My district is adopting a new grading policy. You can check it out here
if you’re interested.
I started off opposing the policy because it seemed grade focused instead of learning focused, and I think we spend way too much time worrying about grades and not nearly enough time worrying about what’s actually learned in a classroom. I’m also a firm believer in deadline. I teach a class built completely on deadlines, so how could I possibly not believe in them.
Back in the olden days though, I was a bad student. I struggled like none other with math and math based sciences. By the time I hit high school while everyone else was moving forward to higher level math, I was giving up. I could not catch up. I took four years of a foreign language to avoid one college math class. With the new policy our interim superintendent has put forward, learning is not an option. I also definitely see the truth in the current grading system makes no sense. 90-100 is an A (10 pts), 80-89 a B (9 pts), 75-80 is a C (5 pts) and 70-74 is a D (4 pts), the 0-69 is an F (69 pts). That doesn’t make a lot of sense.
I’m a firm believer in re-teaching and telling students learning is not an option. In contemporary public high schools we’ve made it quite easy to get through school without learning a thing. And we move on telling the students it’s their responsibility to learn the material they missed. A heck of a lot of students give up instead of bothering to try because there’s no way they’re ever going to master the content.
One of my students today was telling me all the reasons he didn’t like the policy. He said it creates lazy students and even rewards them.
He said he failed a test in Alg. 2 and he knew he’d have to study hard for the next test. He passed for the six weeks, but only with a C because of how badly he’d failed the test.
I said GREAT that he’d learned the value of studying hard and earning a grade. However, I had a question. WHAT was the content of the failed test.
He said it was over imaginary numbers (I have no idea what they are. I wonder if they have something to do with Pixie dust. )
So I asked him if he understood imaginary numbers now.
He said no.
So I said wouldn’t it better for you to be forced to come in for tutorials for however long it took to learn about imaginary numbers so every time you saw them from now on you’d see them and say YEP, I got this.
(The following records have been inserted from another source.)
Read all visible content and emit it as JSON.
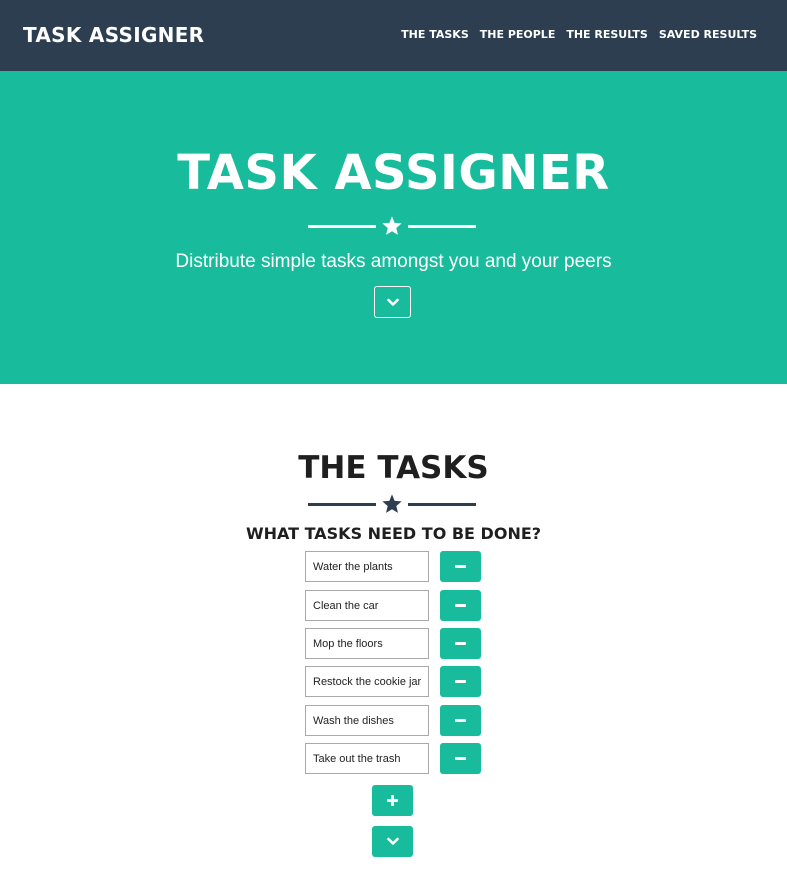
{
  "navbar": {
    "brand": "TASK ASSIGNER",
    "links": [
      {
        "label": "THE TASKS"
      },
      {
        "label": "THE PEOPLE"
      },
      {
        "label": "THE RESULTS"
      },
      {
        "label": "SAVED RESULTS"
      }
    ]
  },
  "hero": {
    "title": "TASK ASSIGNER",
    "subtitle": "Distribute simple tasks amongst you and your peers",
    "divider_icon": "star-icon",
    "scroll_icon": "chevron-down-icon"
  },
  "tasks_section": {
    "title": "THE TASKS",
    "divider_icon": "star-icon",
    "question": "WHAT TASKS NEED TO BE DONE?",
    "items": [
      {
        "value": "Water the plants",
        "remove_icon": "minus-icon"
      },
      {
        "value": "Clean the car",
        "remove_icon": "minus-icon"
      },
      {
        "value": "Mop the floors",
        "remove_icon": "minus-icon"
      },
      {
        "value": "Restock the cookie jar",
        "remove_icon": "minus-icon"
      },
      {
        "value": "Wash the dishes",
        "remove_icon": "minus-icon"
      },
      {
        "value": "Take out the trash",
        "remove_icon": "minus-icon"
      }
    ],
    "add_icon": "plus-icon",
    "next_icon": "chevron-down-icon"
  },
  "colors": {
    "navbar": "#2c3e50",
    "accent": "#18bc9c",
    "text_dark": "#1f1f1f",
    "white": "#ffffff"
  }
}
And wouldn’t it be better to be able to prove that by retaking a test and SHOWING he totally got imaginary numbers and everything about them and would never have a problem with them again because they’ll certainly be back over the course of the next two years of math he’ll be taking.
And I think by the end of that discussion he understood why I’m for the new grading policy now.
Yes, I’ll have to restructure how we do business in the newsroom. But it will ultimately be better for me and my students.